Brief: Examine each line of the data. Copy the line if it includes the word "业务说明".

-----

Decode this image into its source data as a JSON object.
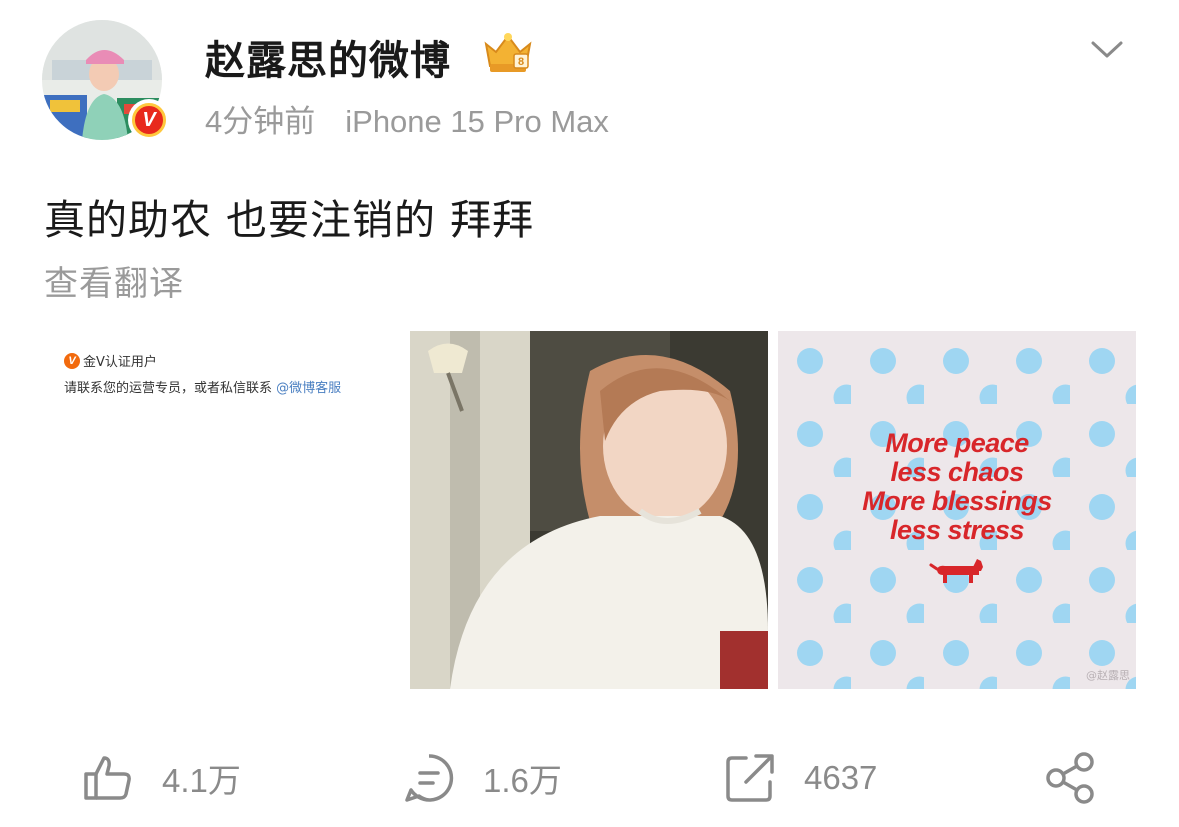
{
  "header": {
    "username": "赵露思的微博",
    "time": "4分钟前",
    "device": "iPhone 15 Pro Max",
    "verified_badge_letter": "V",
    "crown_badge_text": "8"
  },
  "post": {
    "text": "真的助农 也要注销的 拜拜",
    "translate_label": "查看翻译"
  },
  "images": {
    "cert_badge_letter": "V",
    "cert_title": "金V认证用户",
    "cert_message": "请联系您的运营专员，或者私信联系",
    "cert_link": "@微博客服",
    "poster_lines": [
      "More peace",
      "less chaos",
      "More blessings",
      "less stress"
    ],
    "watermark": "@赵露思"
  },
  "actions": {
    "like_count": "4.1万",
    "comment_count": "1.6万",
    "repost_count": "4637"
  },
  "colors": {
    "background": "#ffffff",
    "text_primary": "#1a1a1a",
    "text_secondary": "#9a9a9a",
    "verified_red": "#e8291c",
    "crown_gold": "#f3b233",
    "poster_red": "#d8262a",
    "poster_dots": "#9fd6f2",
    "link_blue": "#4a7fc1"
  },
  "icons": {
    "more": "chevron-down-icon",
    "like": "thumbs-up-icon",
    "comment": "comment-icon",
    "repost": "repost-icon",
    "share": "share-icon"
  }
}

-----

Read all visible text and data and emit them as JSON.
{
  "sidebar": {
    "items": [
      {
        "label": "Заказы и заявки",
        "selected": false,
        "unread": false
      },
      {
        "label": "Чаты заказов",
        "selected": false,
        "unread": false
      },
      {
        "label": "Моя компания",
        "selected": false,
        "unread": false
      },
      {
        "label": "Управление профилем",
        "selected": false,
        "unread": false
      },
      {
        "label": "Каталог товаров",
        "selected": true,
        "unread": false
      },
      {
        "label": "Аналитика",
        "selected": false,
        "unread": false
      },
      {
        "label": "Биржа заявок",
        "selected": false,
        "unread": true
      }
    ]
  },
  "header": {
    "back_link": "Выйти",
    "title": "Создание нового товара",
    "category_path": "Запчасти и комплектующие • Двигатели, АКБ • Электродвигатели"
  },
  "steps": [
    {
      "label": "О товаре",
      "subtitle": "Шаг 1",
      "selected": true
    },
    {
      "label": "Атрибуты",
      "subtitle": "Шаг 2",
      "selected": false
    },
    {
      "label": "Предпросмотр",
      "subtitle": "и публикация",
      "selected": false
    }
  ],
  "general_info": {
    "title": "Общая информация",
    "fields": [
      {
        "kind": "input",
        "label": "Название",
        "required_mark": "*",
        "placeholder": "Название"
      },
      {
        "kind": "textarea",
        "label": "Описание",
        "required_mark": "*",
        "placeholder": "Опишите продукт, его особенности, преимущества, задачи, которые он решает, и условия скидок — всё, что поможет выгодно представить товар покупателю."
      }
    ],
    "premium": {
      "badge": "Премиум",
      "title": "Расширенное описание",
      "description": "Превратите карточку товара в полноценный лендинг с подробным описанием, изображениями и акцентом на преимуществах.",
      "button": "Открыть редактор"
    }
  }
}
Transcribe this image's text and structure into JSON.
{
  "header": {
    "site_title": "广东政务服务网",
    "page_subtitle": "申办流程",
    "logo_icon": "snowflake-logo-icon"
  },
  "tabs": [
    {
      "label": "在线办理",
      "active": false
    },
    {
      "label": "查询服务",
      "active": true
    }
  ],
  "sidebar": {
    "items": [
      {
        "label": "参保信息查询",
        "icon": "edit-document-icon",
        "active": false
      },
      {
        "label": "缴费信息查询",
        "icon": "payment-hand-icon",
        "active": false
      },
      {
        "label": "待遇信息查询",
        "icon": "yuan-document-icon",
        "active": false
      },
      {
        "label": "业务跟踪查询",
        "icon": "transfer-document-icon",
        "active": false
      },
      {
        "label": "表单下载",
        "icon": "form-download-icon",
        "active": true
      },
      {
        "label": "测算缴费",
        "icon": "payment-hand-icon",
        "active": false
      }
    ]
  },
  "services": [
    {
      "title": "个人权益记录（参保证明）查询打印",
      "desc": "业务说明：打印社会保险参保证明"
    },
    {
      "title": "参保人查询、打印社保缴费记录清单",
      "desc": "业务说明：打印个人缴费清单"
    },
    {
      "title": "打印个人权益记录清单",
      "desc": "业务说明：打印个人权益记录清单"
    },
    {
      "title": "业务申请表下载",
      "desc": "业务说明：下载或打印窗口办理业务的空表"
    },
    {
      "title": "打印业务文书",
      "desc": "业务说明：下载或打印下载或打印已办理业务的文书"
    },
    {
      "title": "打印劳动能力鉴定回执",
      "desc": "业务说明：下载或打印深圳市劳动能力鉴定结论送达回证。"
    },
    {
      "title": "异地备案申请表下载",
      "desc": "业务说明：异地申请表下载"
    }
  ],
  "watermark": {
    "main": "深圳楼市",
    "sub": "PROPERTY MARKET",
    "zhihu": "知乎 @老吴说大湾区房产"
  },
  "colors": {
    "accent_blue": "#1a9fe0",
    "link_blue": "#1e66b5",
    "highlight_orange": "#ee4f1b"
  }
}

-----

Task output:
      "desc": "业务说明：打印社会保险参保证明"
      "desc": "业务说明：打印个人缴费清单"
      "desc": "业务说明：打印个人权益记录清单"
      "desc": "业务说明：下载或打印窗口办理业务的空表"
      "desc": "业务说明：下载或打印下载或打印已办理业务的文书"
      "desc": "业务说明：下载或打印深圳市劳动能力鉴定结论送达回证。"
      "desc": "业务说明：异地申请表下载"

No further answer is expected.